(Records to process begins)
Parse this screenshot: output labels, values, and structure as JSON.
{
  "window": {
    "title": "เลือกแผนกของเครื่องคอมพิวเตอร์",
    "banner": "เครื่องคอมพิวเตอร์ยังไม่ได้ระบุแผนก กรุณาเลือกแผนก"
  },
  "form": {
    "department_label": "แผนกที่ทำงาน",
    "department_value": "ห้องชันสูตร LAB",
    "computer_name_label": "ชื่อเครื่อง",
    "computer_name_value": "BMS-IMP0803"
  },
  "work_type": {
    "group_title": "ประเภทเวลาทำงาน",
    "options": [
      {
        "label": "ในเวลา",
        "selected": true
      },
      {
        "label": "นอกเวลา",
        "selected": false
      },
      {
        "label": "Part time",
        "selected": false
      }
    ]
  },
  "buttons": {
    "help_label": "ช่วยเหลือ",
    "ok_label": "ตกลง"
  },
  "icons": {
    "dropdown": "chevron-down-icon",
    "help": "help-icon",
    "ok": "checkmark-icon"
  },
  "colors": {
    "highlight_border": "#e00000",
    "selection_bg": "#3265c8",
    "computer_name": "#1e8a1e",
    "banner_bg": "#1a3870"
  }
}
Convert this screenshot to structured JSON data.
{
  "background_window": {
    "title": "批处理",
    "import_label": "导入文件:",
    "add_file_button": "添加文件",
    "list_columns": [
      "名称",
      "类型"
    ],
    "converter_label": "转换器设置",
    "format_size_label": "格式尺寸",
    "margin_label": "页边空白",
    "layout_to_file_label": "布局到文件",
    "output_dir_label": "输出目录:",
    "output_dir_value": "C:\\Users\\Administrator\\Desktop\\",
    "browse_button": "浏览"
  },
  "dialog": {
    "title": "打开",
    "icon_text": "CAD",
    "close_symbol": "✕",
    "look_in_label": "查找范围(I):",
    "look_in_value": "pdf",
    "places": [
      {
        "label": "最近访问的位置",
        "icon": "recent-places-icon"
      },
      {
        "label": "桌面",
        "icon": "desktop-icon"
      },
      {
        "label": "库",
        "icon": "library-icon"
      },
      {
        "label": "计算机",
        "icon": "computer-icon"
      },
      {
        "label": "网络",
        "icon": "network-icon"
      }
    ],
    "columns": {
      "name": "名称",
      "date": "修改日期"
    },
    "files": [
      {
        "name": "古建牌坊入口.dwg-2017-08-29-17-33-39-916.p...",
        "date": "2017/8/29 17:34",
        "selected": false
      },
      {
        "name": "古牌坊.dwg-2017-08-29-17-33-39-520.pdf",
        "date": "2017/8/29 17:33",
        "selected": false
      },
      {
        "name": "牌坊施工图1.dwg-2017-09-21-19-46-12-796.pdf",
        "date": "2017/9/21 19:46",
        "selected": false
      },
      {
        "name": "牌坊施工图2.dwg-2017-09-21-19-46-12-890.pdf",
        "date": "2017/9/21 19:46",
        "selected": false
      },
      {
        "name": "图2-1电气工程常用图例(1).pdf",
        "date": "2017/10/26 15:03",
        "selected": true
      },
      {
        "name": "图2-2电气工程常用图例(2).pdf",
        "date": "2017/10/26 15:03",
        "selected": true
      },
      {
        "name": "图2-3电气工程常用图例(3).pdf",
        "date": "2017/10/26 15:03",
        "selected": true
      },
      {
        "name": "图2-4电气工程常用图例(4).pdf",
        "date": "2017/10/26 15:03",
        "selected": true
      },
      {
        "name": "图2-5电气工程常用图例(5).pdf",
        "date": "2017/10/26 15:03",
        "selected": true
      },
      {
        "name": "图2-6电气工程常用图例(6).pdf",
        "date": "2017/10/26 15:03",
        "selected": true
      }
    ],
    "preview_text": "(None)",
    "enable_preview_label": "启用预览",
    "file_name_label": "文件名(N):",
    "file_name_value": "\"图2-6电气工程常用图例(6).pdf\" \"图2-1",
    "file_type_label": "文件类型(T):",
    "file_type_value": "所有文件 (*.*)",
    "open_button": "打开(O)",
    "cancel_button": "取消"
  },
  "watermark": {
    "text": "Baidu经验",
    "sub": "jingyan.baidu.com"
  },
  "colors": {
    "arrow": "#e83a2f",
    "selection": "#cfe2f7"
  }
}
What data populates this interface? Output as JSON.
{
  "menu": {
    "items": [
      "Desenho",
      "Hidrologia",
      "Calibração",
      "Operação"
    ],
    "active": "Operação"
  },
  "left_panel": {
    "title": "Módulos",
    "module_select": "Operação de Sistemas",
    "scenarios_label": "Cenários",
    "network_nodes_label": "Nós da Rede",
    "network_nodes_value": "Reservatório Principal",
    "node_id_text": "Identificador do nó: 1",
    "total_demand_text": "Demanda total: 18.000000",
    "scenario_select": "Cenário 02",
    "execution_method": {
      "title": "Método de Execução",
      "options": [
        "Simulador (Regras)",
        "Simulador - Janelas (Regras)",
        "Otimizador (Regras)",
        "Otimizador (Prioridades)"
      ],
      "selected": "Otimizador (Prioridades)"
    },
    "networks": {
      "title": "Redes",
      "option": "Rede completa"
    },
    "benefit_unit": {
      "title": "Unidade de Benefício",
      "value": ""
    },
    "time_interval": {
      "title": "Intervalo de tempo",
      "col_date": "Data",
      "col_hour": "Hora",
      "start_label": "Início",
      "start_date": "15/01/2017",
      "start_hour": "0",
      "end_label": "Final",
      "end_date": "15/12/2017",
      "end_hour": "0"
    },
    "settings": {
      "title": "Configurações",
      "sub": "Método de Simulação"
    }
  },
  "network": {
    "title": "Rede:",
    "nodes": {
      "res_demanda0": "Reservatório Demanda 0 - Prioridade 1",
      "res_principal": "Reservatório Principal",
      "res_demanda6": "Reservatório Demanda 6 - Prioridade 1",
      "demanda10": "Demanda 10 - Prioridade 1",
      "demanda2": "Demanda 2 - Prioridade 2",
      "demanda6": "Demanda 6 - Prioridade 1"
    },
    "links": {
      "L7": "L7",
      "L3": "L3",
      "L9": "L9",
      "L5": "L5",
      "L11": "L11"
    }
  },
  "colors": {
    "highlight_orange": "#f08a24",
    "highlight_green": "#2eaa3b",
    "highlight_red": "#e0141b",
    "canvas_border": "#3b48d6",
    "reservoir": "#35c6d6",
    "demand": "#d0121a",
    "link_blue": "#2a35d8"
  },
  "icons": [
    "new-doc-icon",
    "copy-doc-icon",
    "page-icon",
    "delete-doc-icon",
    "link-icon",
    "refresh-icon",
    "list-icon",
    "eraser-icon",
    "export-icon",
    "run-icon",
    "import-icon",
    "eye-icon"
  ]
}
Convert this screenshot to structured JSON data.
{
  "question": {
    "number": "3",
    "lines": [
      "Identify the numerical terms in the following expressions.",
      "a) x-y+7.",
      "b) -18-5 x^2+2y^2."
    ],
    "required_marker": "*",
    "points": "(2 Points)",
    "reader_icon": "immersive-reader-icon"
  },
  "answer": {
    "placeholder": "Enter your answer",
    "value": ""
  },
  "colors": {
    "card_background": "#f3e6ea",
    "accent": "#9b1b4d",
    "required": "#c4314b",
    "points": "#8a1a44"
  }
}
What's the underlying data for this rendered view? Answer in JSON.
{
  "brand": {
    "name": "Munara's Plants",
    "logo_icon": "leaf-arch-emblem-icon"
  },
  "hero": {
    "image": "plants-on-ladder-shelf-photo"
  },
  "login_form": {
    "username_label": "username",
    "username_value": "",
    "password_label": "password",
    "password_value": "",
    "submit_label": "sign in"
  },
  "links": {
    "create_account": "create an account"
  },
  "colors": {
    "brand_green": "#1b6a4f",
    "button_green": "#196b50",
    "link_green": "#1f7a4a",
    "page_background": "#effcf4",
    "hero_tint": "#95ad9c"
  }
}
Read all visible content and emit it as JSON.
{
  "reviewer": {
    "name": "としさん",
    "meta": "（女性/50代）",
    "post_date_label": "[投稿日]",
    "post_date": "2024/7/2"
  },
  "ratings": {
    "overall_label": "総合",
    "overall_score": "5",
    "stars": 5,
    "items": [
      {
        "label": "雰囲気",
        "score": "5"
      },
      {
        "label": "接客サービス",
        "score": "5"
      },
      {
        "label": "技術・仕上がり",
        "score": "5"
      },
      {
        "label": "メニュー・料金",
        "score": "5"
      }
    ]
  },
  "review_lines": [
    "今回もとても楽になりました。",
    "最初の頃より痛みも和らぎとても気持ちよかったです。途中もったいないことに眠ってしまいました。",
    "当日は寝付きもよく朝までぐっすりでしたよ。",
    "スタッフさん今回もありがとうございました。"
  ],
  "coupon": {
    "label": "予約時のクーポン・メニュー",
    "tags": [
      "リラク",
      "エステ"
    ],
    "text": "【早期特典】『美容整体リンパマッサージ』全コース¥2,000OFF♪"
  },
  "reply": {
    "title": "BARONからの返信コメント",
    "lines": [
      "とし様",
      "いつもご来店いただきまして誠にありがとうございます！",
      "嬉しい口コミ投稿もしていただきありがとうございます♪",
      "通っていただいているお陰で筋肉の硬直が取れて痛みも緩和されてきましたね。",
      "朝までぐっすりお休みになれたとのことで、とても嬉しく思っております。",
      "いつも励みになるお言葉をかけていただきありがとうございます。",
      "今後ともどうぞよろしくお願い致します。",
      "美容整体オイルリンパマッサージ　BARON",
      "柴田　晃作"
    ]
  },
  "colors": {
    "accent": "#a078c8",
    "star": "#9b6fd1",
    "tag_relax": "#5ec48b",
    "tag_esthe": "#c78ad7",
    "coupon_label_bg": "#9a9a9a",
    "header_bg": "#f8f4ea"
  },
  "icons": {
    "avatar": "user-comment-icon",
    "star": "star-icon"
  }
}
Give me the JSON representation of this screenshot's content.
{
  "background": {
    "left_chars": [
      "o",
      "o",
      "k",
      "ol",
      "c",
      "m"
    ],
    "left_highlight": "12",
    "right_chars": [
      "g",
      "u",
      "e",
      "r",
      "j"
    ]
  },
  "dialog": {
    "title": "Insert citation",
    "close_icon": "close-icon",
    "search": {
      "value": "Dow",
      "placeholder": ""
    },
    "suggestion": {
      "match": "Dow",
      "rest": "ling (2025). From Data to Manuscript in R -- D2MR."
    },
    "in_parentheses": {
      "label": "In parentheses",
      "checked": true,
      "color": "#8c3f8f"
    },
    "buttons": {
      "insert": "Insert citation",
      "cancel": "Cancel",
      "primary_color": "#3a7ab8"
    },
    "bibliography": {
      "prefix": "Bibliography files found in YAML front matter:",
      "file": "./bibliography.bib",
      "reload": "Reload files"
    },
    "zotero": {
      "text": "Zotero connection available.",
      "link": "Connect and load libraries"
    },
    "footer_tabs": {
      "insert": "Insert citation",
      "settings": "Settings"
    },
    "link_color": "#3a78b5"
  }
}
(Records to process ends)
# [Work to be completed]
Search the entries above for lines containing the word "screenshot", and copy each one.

# [Reply to the exercise]
Parse this screenshot: output labels, values, and structure as JSON.
Convert this screenshot to structured JSON data.
Convert this screenshot to structured JSON data.
Give me the JSON representation of this screenshot's content.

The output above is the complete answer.